Prep the Canvas
I used the remaining four ounces of white paint as an undercoat on a 11×14 white canvas. Cover each corner, then the sides, and finally pour remaining white into middle of canvas and smooth over entire surface. Allow run off if needed, until you have completely covered the surface and sides.
Starting the Pour
I started at one corner, making sure to fully cover the corner. Next use a side to side motion, sweeping across the entire canvas each time, laying down a layer of paint. Pour to the right, then to the left, then the right… left, right, left, etc.
You can start from the same side on each pour, just be careful you don’t drip as you come back across the canvas. I always mess it up unless I alternate my directions… right, left, right. The more paint you pour at one time, the less stripes you will have overall; the less paint you pour, the more stripes you’ll end up with. Again, be sure to go all the way across the canvas with each pour.
In a stretched diagonal, basically keep your lines straight as you make your passes. Every now and then, add in a slightly curved line. As you can see I have a mixture of straight and curved lines added for my stretched diagonal. After pouring the stripes, I quickly passed a torch over the top to pop any bubbles. Notice there are many stripes, meaning I used a small amount of paint with each pass across the canvas. I probably ended up with 40 to 45 stripes on this 11×14 pour.
Tilting on the Diagonal
Here are some tips for tilting on the diagonal.
1. Don’t tilt to the sides as this will cause your lines to warp and for the most part disappear, basically creating the same look as a simple pour.
2. Don’t tilt to the same corners that you started pouring your paint on, this will cause your lines to warp and become much wider.
3. YES! Do tilt to the opposite corners you started with. This is how you will keep your lines as close to a striped painting as possible. Simply tilt back and forth between the two corners only, until the excess runoff is complete.
It may feel awkward as you tilt to just the two corners, and especially on the diagonal, but it’s worth it. Once you finish tilting, pass a torch quickly over the top and let it dry.
Give it time. This is five minutes of letting the painting set. Cells are popping and as they do, the lines also continue to shift.
Here’s 20 minutes after… lots of small cells forming.
Don’t forget the wonderful large cells we all love.
The next morning, even more cells have popped up both large and small, and of course with this your stripes have continued to adjust.
Straight Diagonal Example
For the straight diagonal, simply keep your lines as straight as possible as you go back and forth across the canvas. No silicone should be used as it will shift your lines. Here is a recent example of straight diagonal, see how the bronze lines are as uniformly straight as possible when pouring your paint. Tilting is the same as above.
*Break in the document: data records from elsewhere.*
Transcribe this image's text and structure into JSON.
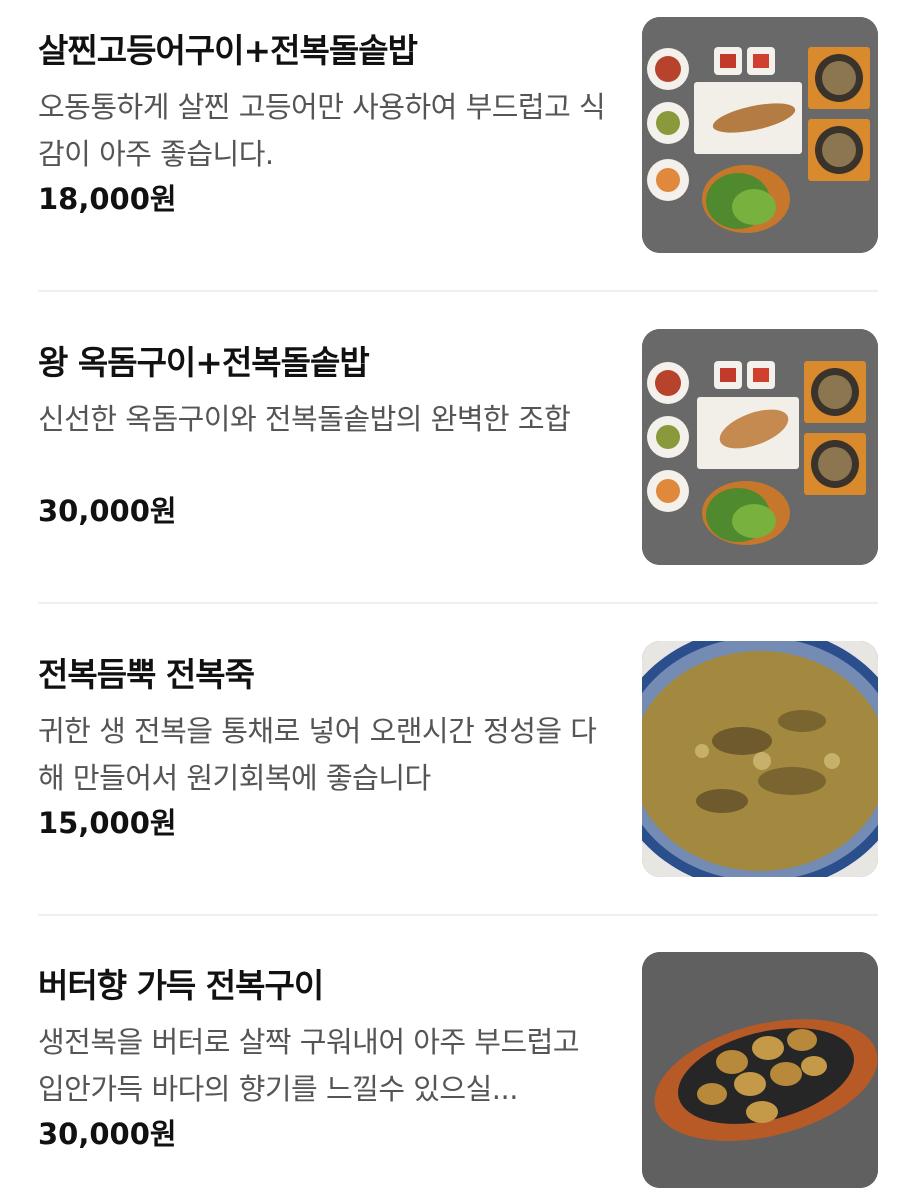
{
  "items": [
    {
      "name": "살찐고등어구이+전복돌솥밥",
      "desc": "오동통하게 살찐 고등어만 사용하여 부드럽고 식감이 아주 좋습니다.",
      "price": "18,000원",
      "image": "mackerel-set-photo"
    },
    {
      "name": "왕 옥돔구이+전복돌솥밥",
      "desc": "신선한 옥돔구이와 전복돌솥밥의 완벽한 조합",
      "price": "30,000원",
      "image": "tilefish-set-photo"
    },
    {
      "name": "전복듬뿍 전복죽",
      "desc": "귀한 생 전복을 통채로 넣어 오랜시간 정성을 다해 만들어서 원기회복에 좋습니다",
      "price": "15,000원",
      "image": "abalone-porridge-photo"
    },
    {
      "name": "버터향 가득 전복구이",
      "desc": "생전복을 버터로 살짝 구워내어 아주 부드럽고 입안가득 바다의 향기를 느낄수 있으실...",
      "price": "30,000원",
      "image": "grilled-abalone-photo"
    }
  ]
}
The ruffled diagonal is used to create a variation in the diagonal straight look. Silicone is optional. Here the blue lines directly below the bronze are created with the ruffle diagonal process, with silicone. To create the ruffled look, slow your pour down to a jagged (ruffled) drizzle as you move across the canvas. That’s it, literally slowing down as you pour across the canvas. The paint will actually overlap itself creating a ruffled pattern. You might want to try it off the canvas first, but it is really that easy. The slower you go, the larger the ruffles will be. I love the wavy like pattern it provides, and it can be a nice way to break up the straight lines of a traditional diagonal as seen in the bronze lines above the blue. Tilting is the same as above.
Never be afraid to try something new, or add something to a traditional pour. After all, your desire to create something from nothing probably brought you to paint pouring to begin with. So let your creativity flow, pour on my friends!
Since she began creating art in 2007, Tina Swearingen’s focus has evolved from repurposed conceptual art into the creativity and flow of acrylic pouring. Her pours are inspired by the movement and colors of Southern Arizona’s amazing thunderstorms, and the majestic beauty of the Pacific Northwest, which she now calls home.